That much will require health not only from Bay and Pagan, but also from Carlos Beltran, who has played more regularly this season than even Collins expected.

"You always hope to have your lineup out there," Collins said. "But the chance of that happening over 162 games is probably closer to 50 or 60 percent of the time."

Collins implores players to put team first

NEW YORK -- On days when there is a question as to Francisco Rodriguez's availability, Mets manager Terry Collins simply approaches his closer and asks.

But Collins isn't certain Rodriguez would ever tell him no.

"I have no idea," Collins said. "He hasn't yet."

Despite throwing 42 pitches in Thursday's game, Rodriguez told Collins he was available to pitch Friday -- which he did. And the manager expected a similar answer on Saturday.

Throughout the early season, Collins has made a point to ask players such as Rodriguez and Carlos Beltran about their health on a regular basis, not hesitating to sit them when they cannot go.

"The one thing we've tried to create here is to be upfront and be honest, and let's make the right decision," Collins said. "Because it's ultimately about the success of the ballclub and not each individual guy."

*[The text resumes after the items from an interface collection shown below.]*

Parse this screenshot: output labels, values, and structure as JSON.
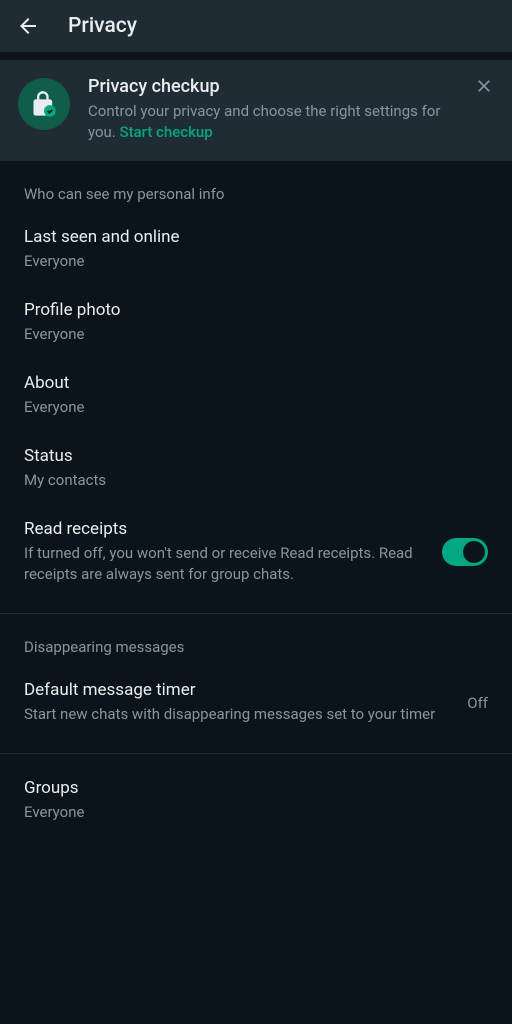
{
  "header": {
    "title": "Privacy"
  },
  "checkup": {
    "title": "Privacy checkup",
    "description": "Control your privacy and choose the right settings for you. ",
    "link": "Start checkup"
  },
  "sections": {
    "personalInfo": {
      "header": "Who can see my personal info",
      "lastSeen": {
        "title": "Last seen and online",
        "value": "Everyone"
      },
      "profilePhoto": {
        "title": "Profile photo",
        "value": "Everyone"
      },
      "about": {
        "title": "About",
        "value": "Everyone"
      },
      "status": {
        "title": "Status",
        "value": "My contacts"
      },
      "readReceipts": {
        "title": "Read receipts",
        "description": "If turned off, you won't send or receive Read receipts. Read receipts are always sent for group chats."
      }
    },
    "disappearing": {
      "header": "Disappearing messages",
      "timer": {
        "title": "Default message timer",
        "description": "Start new chats with disappearing messages set to your timer",
        "value": "Off"
      }
    },
    "groups": {
      "title": "Groups",
      "value": "Everyone"
    }
  }
}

Healthy Reyes a triple threat for Mets

NEW YORK -- Despite Citi Field's reputation as an extreme pitcher's park, the stadium does provide a distinct advantage for one particular type of hitter. The outfield gaps are bigger than most anyplace else, making it a triples haven for players such as Jose Reyes.

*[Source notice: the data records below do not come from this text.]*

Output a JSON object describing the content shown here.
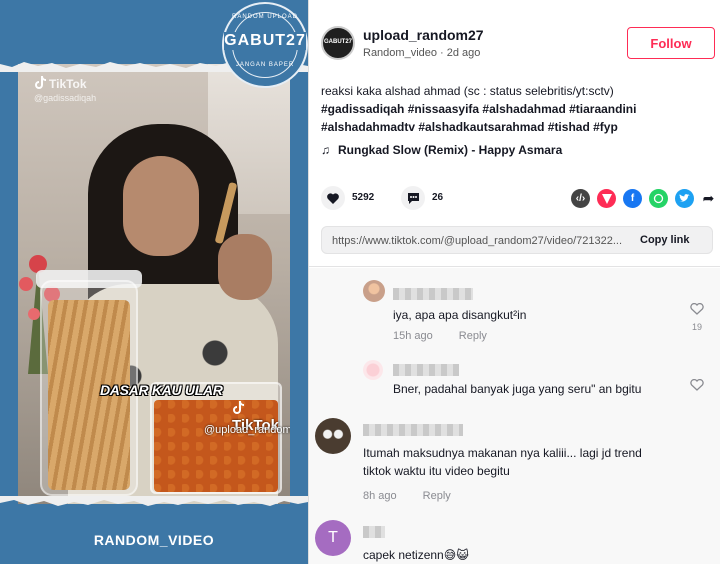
{
  "video": {
    "watermark_brand": "TikTok",
    "watermark_handle_small": "@gadissadiqah",
    "watermark_handle_large": "@upload_random27",
    "caption_overlay": "DASAR KAU ULAR",
    "badge": {
      "title": "GABUT27",
      "top_text": "RANDOM UPLOAD",
      "bottom_text": "JANGAN BAPER"
    },
    "footer_label": "RANDOM_VIDEO",
    "colors": {
      "background": "#3d77a6"
    }
  },
  "post": {
    "avatar_text": "GABUT27",
    "username": "upload_random27",
    "subline": "Random_video · 2d ago",
    "follow_label": "Follow",
    "description_text": "reaksi kaka alshad ahmad (sc : status selebritis/yt:sctv)",
    "hashtags_line1": "#gadissadiqah #nissaasyifa #alshadahmad #tiaraandini",
    "hashtags_line2": "#alshadahmadtv #alshadkautsarahmad #tishad #fyp",
    "music_icon": "music-note-icon",
    "music": "Rungkad Slow (Remix) - Happy Asmara",
    "likes": "5292",
    "comments": "26",
    "link_url": "https://www.tiktok.com/@upload_random27/video/721322...",
    "copy_link_label": "Copy link",
    "colors": {
      "accent": "#fe2c55"
    }
  },
  "comments": [
    {
      "text": "iya, apa apa disangkut²in",
      "time": "15h ago",
      "reply": "Reply",
      "likes": "19"
    },
    {
      "text": "Bner, padahal banyak juga yang seru\" an bgitu",
      "time": "",
      "reply": "",
      "likes": ""
    },
    {
      "text_line1": "Itumah maksudnya makanan nya kaliii... lagi jd trend",
      "text_line2": "tiktok waktu itu video begitu",
      "time": "8h ago",
      "reply": "Reply"
    },
    {
      "avatar_letter": "T",
      "text": "capek netizenn😅😺"
    }
  ]
}
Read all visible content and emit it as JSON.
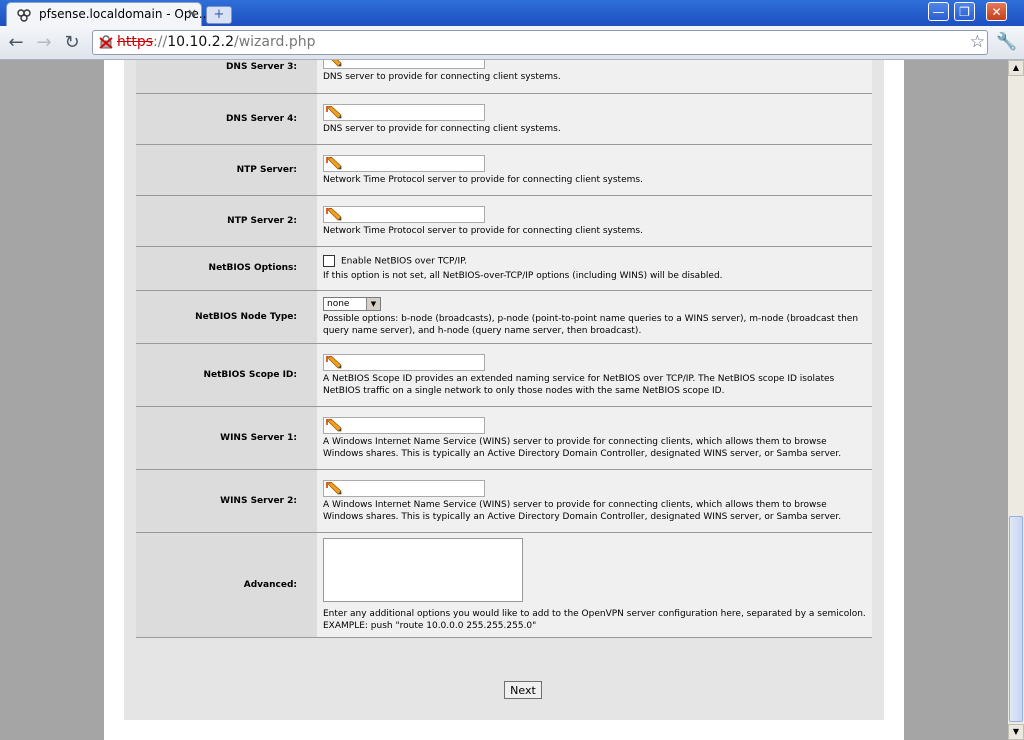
{
  "browser": {
    "tab_title": "pfsense.localdomain - Ope...",
    "tab_close": "×",
    "new_tab": "+",
    "url_protocol": "https",
    "url_sep": "://",
    "url_host": "10.10.2.2",
    "url_path": "/wizard.php",
    "window_buttons": {
      "minimize": "—",
      "maximize": "❐",
      "close": "✕"
    }
  },
  "form": {
    "rows": [
      {
        "label": "DNS Server 3:",
        "type": "text",
        "desc": "DNS server to provide for connecting client systems."
      },
      {
        "label": "DNS Server 4:",
        "type": "text",
        "desc": "DNS server to provide for connecting client systems."
      },
      {
        "label": "NTP Server:",
        "type": "text",
        "desc": "Network Time Protocol server to provide for connecting client systems."
      },
      {
        "label": "NTP Server 2:",
        "type": "text",
        "desc": "Network Time Protocol server to provide for connecting client systems."
      },
      {
        "label": "NetBIOS Options:",
        "type": "checkbox",
        "checkbox_label": "Enable NetBIOS over TCP/IP.",
        "desc": "If this option is not set, all NetBIOS-over-TCP/IP options (including WINS) will be disabled."
      },
      {
        "label": "NetBIOS Node Type:",
        "type": "select",
        "select_value": "none",
        "desc": "Possible options: b-node (broadcasts), p-node (point-to-point name queries to a WINS server), m-node (broadcast then query name server), and h-node (query name server, then broadcast)."
      },
      {
        "label": "NetBIOS Scope ID:",
        "type": "text",
        "desc": "A NetBIOS Scope ID provides an extended naming service for NetBIOS over TCP/IP. The NetBIOS scope ID isolates NetBIOS traffic on a single network to only those nodes with the same NetBIOS scope ID."
      },
      {
        "label": "WINS Server 1:",
        "type": "text",
        "desc": "A Windows Internet Name Service (WINS) server to provide for connecting clients, which allows them to browse Windows shares. This is typically an Active Directory Domain Controller, designated WINS server, or Samba server."
      },
      {
        "label": "WINS Server 2:",
        "type": "text",
        "desc": "A Windows Internet Name Service (WINS) server to provide for connecting clients, which allows them to browse Windows shares. This is typically an Active Directory Domain Controller, designated WINS server, or Samba server."
      },
      {
        "label": "Advanced:",
        "type": "textarea",
        "desc": "Enter any additional options you would like to add to the OpenVPN server configuration here, separated by a semicolon.",
        "desc2": "EXAMPLE: push \"route 10.0.0.0 255.255.255.0\""
      }
    ],
    "next_label": "Next"
  }
}
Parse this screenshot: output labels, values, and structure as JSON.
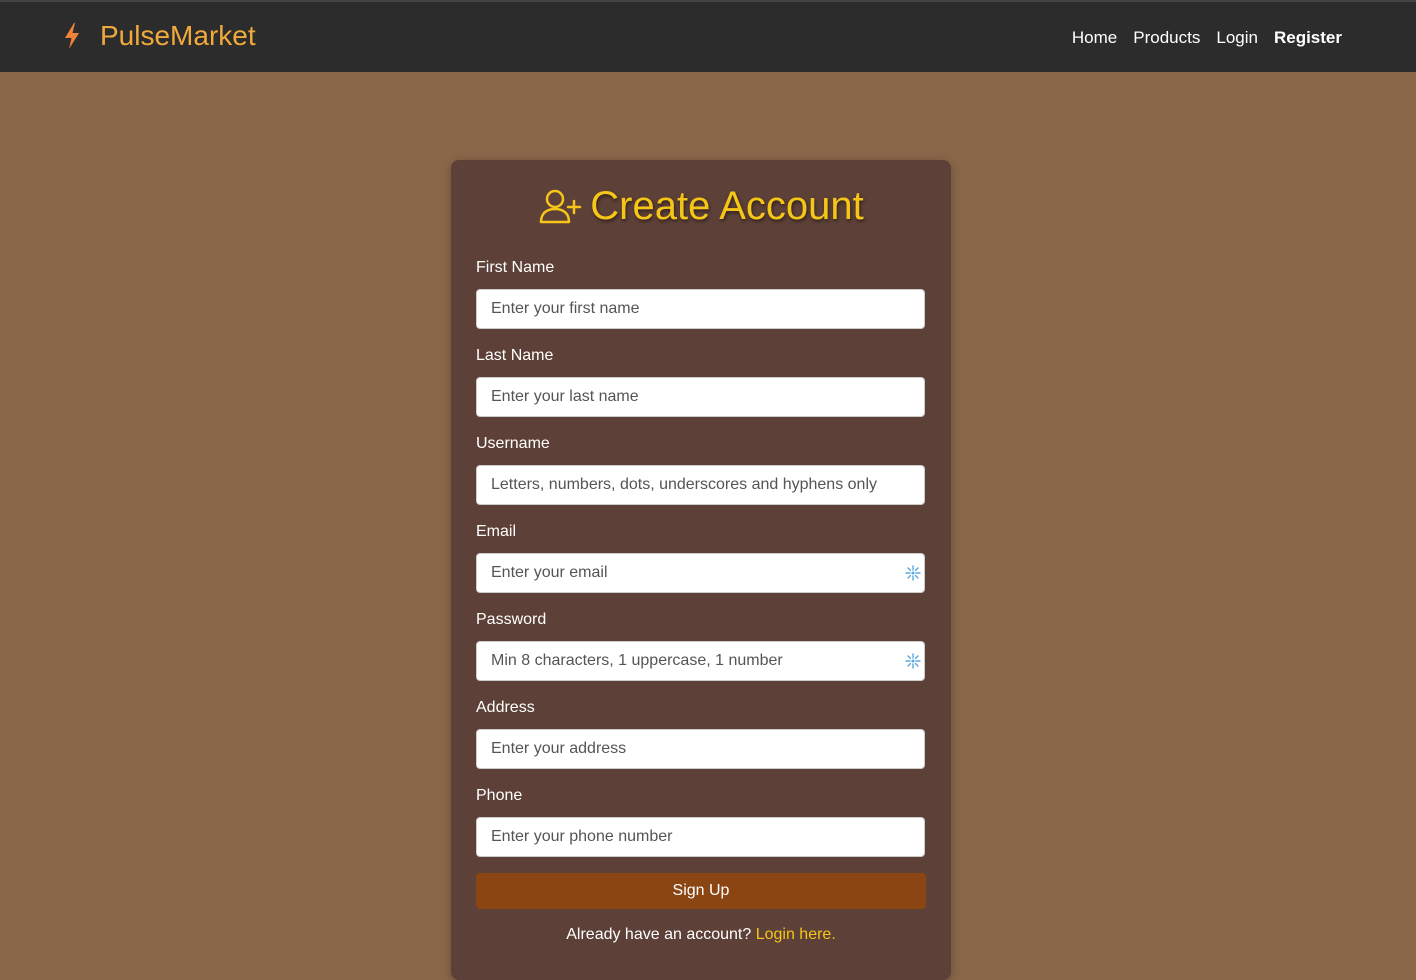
{
  "brand": {
    "name": "PulseMarket",
    "icon": "lightning-bolt-icon",
    "icon_color": "#f0823a",
    "name_color": "#f0a93a"
  },
  "nav": {
    "items": [
      {
        "label": "Home"
      },
      {
        "label": "Products"
      },
      {
        "label": "Login"
      },
      {
        "label": "Register",
        "active": true
      }
    ]
  },
  "form": {
    "title": "Create Account",
    "title_icon": "user-plus-icon",
    "title_color": "#f5c518",
    "fields": [
      {
        "label": "First Name",
        "placeholder": "Enter your first name",
        "value": ""
      },
      {
        "label": "Last Name",
        "placeholder": "Enter your last name",
        "value": ""
      },
      {
        "label": "Username",
        "placeholder": "Letters, numbers, dots, underscores and hyphens only",
        "value": ""
      },
      {
        "label": "Email",
        "placeholder": "Enter your email",
        "value": "",
        "extension_icon": "sparkle-icon"
      },
      {
        "label": "Password",
        "placeholder": "Min 8 characters, 1 uppercase, 1 number",
        "value": "",
        "extension_icon": "sparkle-icon"
      },
      {
        "label": "Address",
        "placeholder": "Enter your address",
        "value": ""
      },
      {
        "label": "Phone",
        "placeholder": "Enter your phone number",
        "value": ""
      }
    ],
    "submit_label": "Sign Up",
    "submit_color": "#8b4513",
    "footer_text": "Already have an account?",
    "footer_link": "Login here."
  },
  "colors": {
    "page_background": "#8a6749",
    "topbar": "#2c2c2c",
    "card": "#5d4037"
  }
}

"I know one thing: When he hits a ball between the outfielders, he gets out of the batter's box as good as anyone I've ever seen because he's thinking triple immediately," Mets manager Terry Collins said on Saturday, one day after Reyes tripled twice, doubled once, stole a base and scored two runs. "These gaps provide that for him. This park is made perfectly for him."

Due in large part to his inconsistent health, Reyes had been unable to take advantage of Citi Field's dimensions in 2009 and 2010, tripling a total of 12 times. He already has five triples this season, on pace for more than two dozen -- which would be the highest total since the dead-ball era.

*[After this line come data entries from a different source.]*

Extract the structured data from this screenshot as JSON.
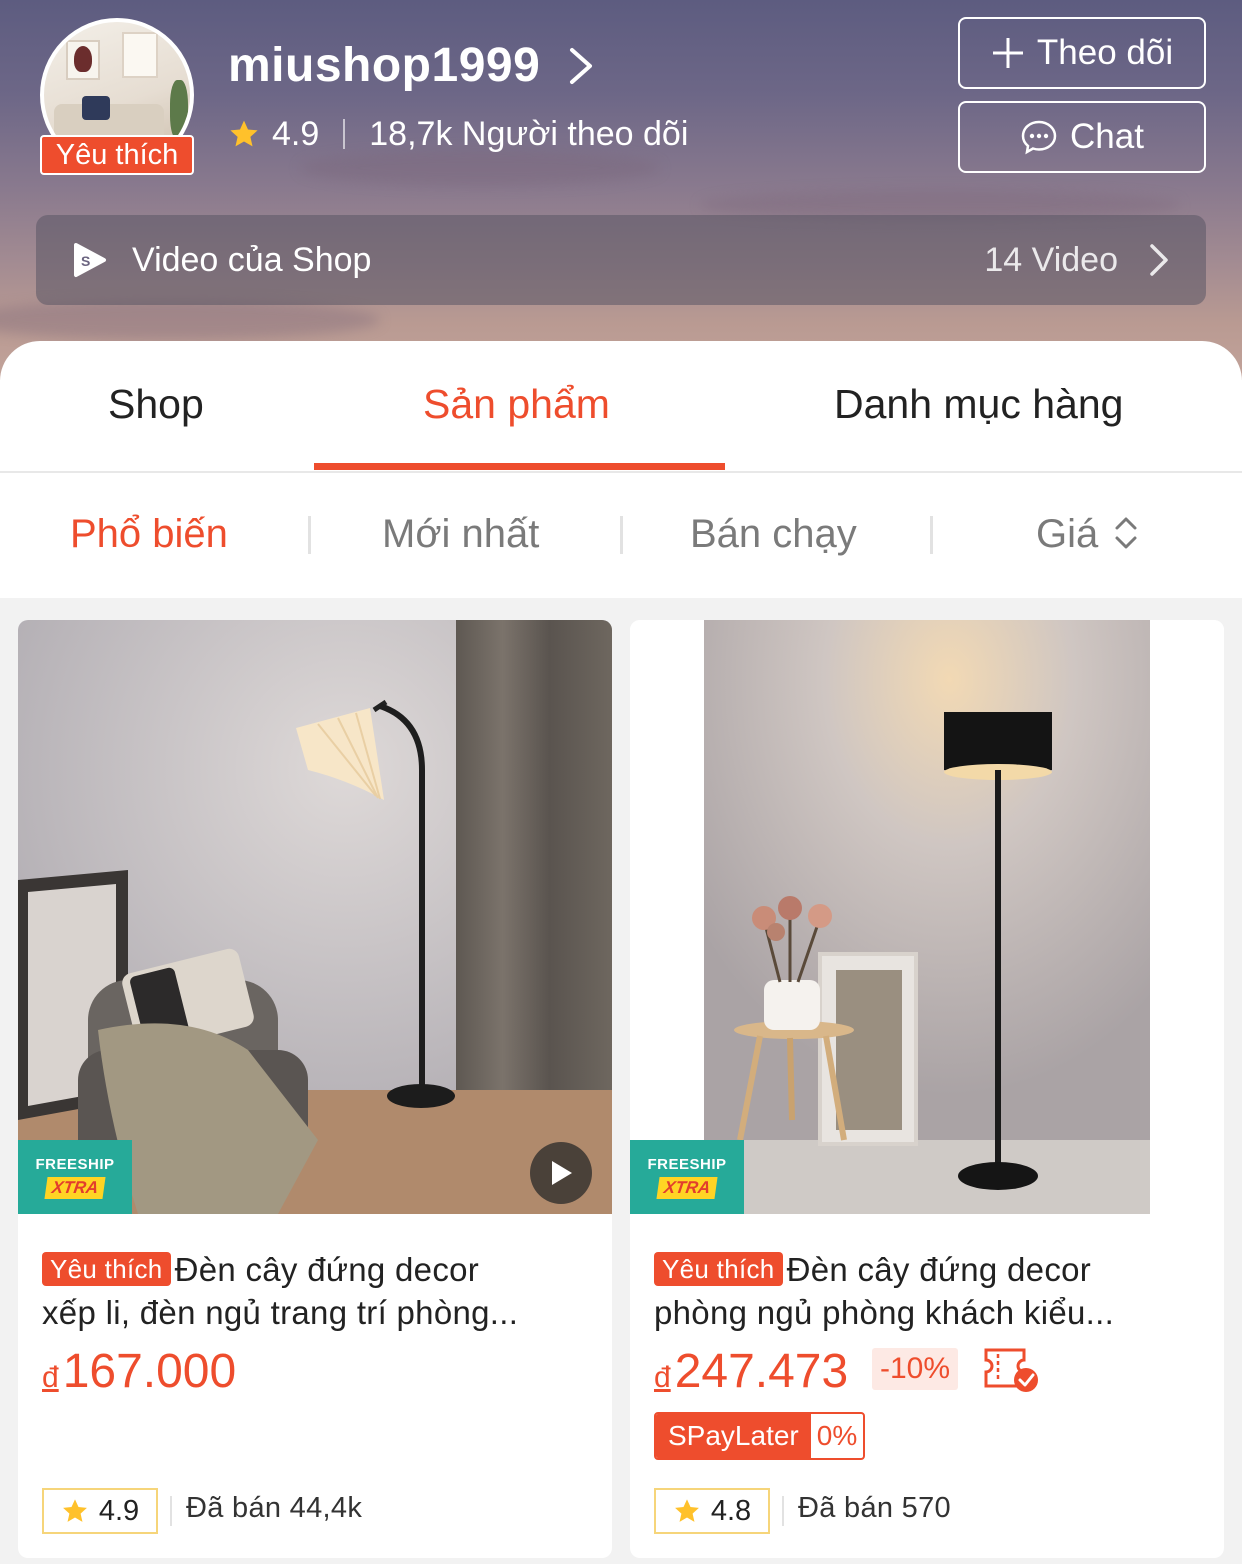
{
  "shop": {
    "name": "miushop1999",
    "favorite_badge": "Yêu thích",
    "rating": "4.9",
    "followers": "18,7k Người theo dõi",
    "follow_label": "Theo dõi",
    "chat_label": "Chat"
  },
  "video_bar": {
    "label": "Video của Shop",
    "count": "14 Video"
  },
  "tabs": [
    {
      "label": "Shop",
      "active": false
    },
    {
      "label": "Sản phẩm",
      "active": true
    },
    {
      "label": "Danh mục hàng",
      "active": false
    }
  ],
  "sort": {
    "popular": "Phổ biến",
    "newest": "Mới nhất",
    "best_selling": "Bán chạy",
    "price": "Giá"
  },
  "products": [
    {
      "tag": "Yêu thích",
      "title_line1": "Đèn cây đứng decor",
      "title_line2": "xếp li, đèn ngủ trang trí phòng...",
      "currency": "đ",
      "price": "167.000",
      "rating": "4.9",
      "sold": "Đã bán 44,4k",
      "freeship_top": "FREESHIP",
      "freeship_bottom": "XTRA"
    },
    {
      "tag": "Yêu thích",
      "title_line1": "Đèn cây đứng decor",
      "title_line2": "phòng ngủ phòng khách kiểu...",
      "currency": "đ",
      "price": "247.473",
      "discount": "-10%",
      "spaylater": "SPayLater",
      "spaylater_rate": "0%",
      "rating": "4.8",
      "sold": "Đã bán 570",
      "freeship_top": "FREESHIP",
      "freeship_bottom": "XTRA"
    }
  ],
  "colors": {
    "accent": "#ee4d2d",
    "freeship": "#26aa99",
    "rating_border": "#f6d57a"
  }
}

"Here, it's easy because it's huge," Reyes said. "But any ballpark, I'm going to try to make it to third base."

Bubblegum tip helps Niese settle down

NEW YORK -- Earlier this season, Jon Niese introduced a more steady diet of two-seam fastballs into his game plan. Now, he's added yet another weapon.

Bubblegum.

On a tip from Chris Capuano between innings on Friday, Niese began chewing a wad of sugared gum and using it to moisten his fingers, as a way to better grip the baseball. It worked. Niese settled down from a rocky start to allow just one run his second time through the Dodgers lineup.

"He gave me a tip to chew some bubblegum and lick my fingers, get them sticky," Niese said of Capuano. "And it really helped. After that, it was a lot better. The feel for the ball [on Friday] was real dry."

Major League rules stipulate that a pitcher may lick his fingers as often as he wants, as long as he wipes them on his uniform prior to throwing another pitch.

"Sometimes if you're chewing a little gum, the sugar in the gum gives you a little extra tack so you can grip the ball and it doesn't slip out of your hand," said Capuano, who began using bubblegum as a way to combat cold temperatures as an amateur pitcher in Massachusetts. "Especially this year, when it's been cold, it's like throwing a cue ball out there if you don't have some kind of tack or rosin or something. Gum is nice because it's not super sticky. It just provides enough tack where you can get a grip."

Worth noting

• Reliever Bobby Parnell (numbness, right hand) threw one inning without incident Saturday in an extended spring training game. Manager Terry Collins said he hopes Parnell will begin a rehab assignment this week at one of the upper levels of the Minor Leagues, where the cooler weather in upstate New York could help test his circulation.

• Ronny Paulino, who caught R.A. Dickey's bullpen session earlier this weekend, is scheduled to catch Dickey for the first time in a regular-season game on Sunday. Collins wants Paulino's right-handed bat in the lineup against Dodgers lefty Clayton Kershaw.

• Pedro Beato (tendinitis, right elbow) will fly to Port St. Lucie, Fla., on Sunday to begin a rehabilitation program.